Look through the data below. Show each line where the string "정련등급" occurs.

THE DATA START

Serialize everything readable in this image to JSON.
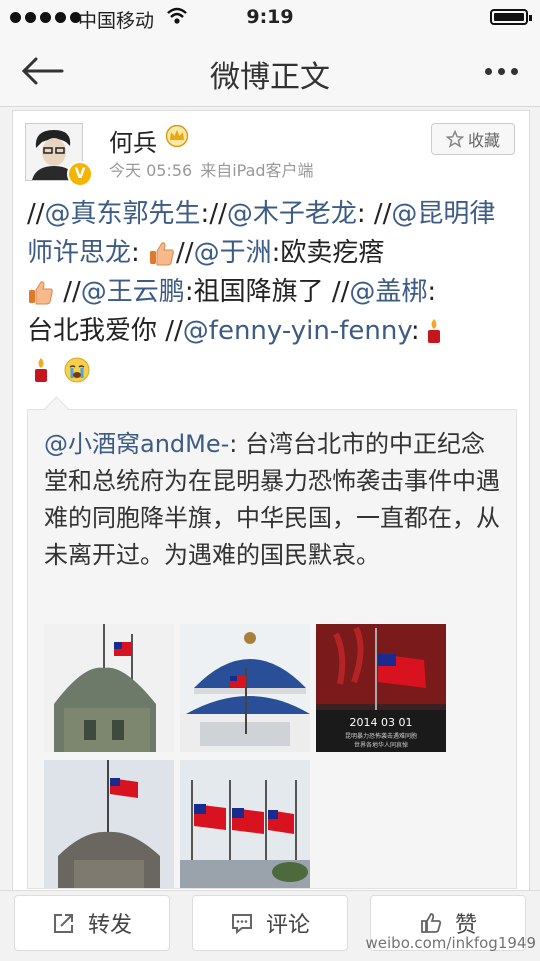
{
  "status_bar": {
    "carrier": "中国移动",
    "time": "9:19",
    "battery_level": 1.0
  },
  "nav": {
    "title": "微博正文",
    "back_icon": "arrow-left-icon",
    "more_icon": "more-dots-icon"
  },
  "post": {
    "username": "何兵",
    "verified_badge": "V",
    "time": "今天 05:56",
    "source": "来自iPad客户端",
    "favorite_label": "收藏",
    "text": {
      "s1": "//",
      "m1": "@真东郭先生",
      "s2": ":",
      "s3": "//",
      "m2": "@木子老龙",
      "s4": ": ",
      "s5": "//",
      "m3": "@昆明律师许思龙",
      "s6": ": ",
      "s7": "//",
      "m4": "@于洲",
      "s8": ":欧卖疙瘩",
      "s9": "//",
      "m5": "@王云鹏",
      "s10": ":祖国降旗了 ",
      "s11": "//",
      "m6": "@盖梆",
      "s12": ":",
      "s13": "台北我爱你 ",
      "s14": "//",
      "m7": "@fenny-yin-fenny",
      "s15": ":"
    }
  },
  "repost": {
    "mention": "@小酒窝andMe-",
    "text": ": 台湾台北市的中正纪念堂和总统府为在昆明暴力恐怖袭击事件中遇难的同胞降半旗，中华民国，一直都在，从未离开过。为遇难的国民默哀。",
    "images": [
      {
        "name": "presidential-office-flag"
      },
      {
        "name": "memorial-hall-flag"
      },
      {
        "name": "mourning-poster",
        "caption": "2014 03 01",
        "caption2": "昆明暴力恐怖袭击遇难同胞",
        "caption3": "世界各地华人同哀悼"
      },
      {
        "name": "tower-flag"
      },
      {
        "name": "three-flags"
      }
    ]
  },
  "bottom_bar": {
    "repost_label": "转发",
    "comment_label": "评论",
    "like_label": "赞"
  },
  "watermark": "weibo.com/inkfog1949",
  "colors": {
    "link": "#3c5b85",
    "flag_red": "#d8121f",
    "flag_blue": "#1a2b8f"
  }
}
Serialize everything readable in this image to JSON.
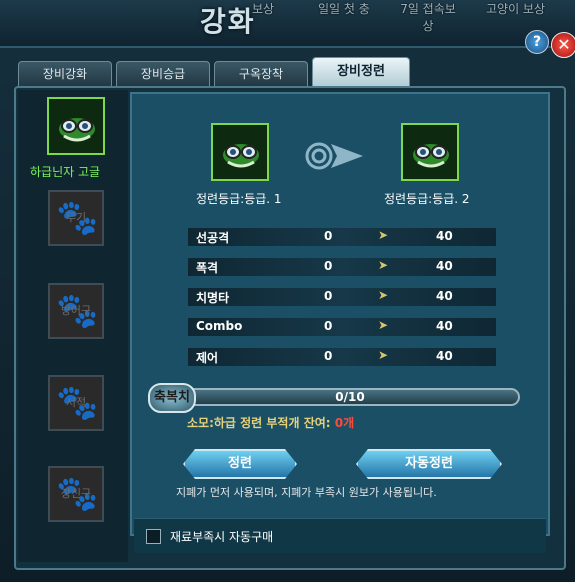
{
  "window": {
    "title": "강화",
    "top_nav": [
      "보상",
      "일일 첫 충",
      "7일 접속보상",
      "고양이 보상"
    ]
  },
  "tabs": [
    {
      "label": "장비강화",
      "active": false
    },
    {
      "label": "장비승급",
      "active": false
    },
    {
      "label": "구옥장착",
      "active": false
    },
    {
      "label": "장비정련",
      "active": true
    }
  ],
  "sidebar": {
    "selected_item": {
      "label": "하급닌자 고글"
    },
    "slots": [
      {
        "label": "무기"
      },
      {
        "label": "방어구"
      },
      {
        "label": "서적"
      },
      {
        "label": "장신구"
      }
    ]
  },
  "refine": {
    "current_grade": "정련등급:등급. 1",
    "next_grade": "정련등급:등급. 2",
    "stats": [
      {
        "name": "선공격",
        "from": "0",
        "to": "40"
      },
      {
        "name": "폭격",
        "from": "0",
        "to": "40"
      },
      {
        "name": "치명타",
        "from": "0",
        "to": "40"
      },
      {
        "name": "Combo",
        "from": "0",
        "to": "40"
      },
      {
        "name": "제어",
        "from": "0",
        "to": "40"
      }
    ],
    "blessing_label": "축복치",
    "blessing_value": "0/10",
    "blessing_progress": 0,
    "cost_prefix": "소모:하급 정련 부적개  잔여: ",
    "cost_remaining": "0개",
    "refine_button": "정련",
    "auto_refine_button": "자동정련",
    "note": "지폐가 먼저 사용되며, 지폐가 부족시 원보가 사용됩니다.",
    "auto_buy_label": "재료부족시 자동구매",
    "auto_buy_checked": false
  },
  "colors": {
    "accent": "#2575a8",
    "highlight_text": "#7ef25a",
    "warning_text": "#ff4a36"
  }
}
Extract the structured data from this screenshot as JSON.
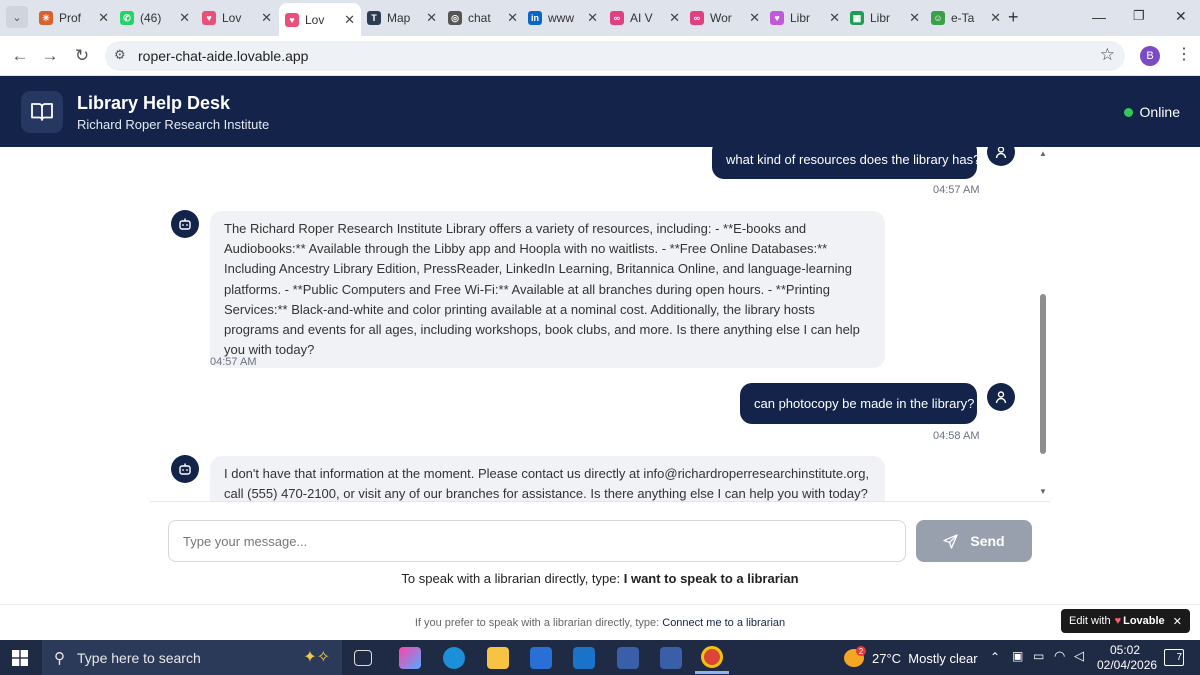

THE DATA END

» **ANSWER TO THIS TASK**
    "current_grade": "정련등급:등급. 1",
    "next_grade": "정련등급:등급. 2",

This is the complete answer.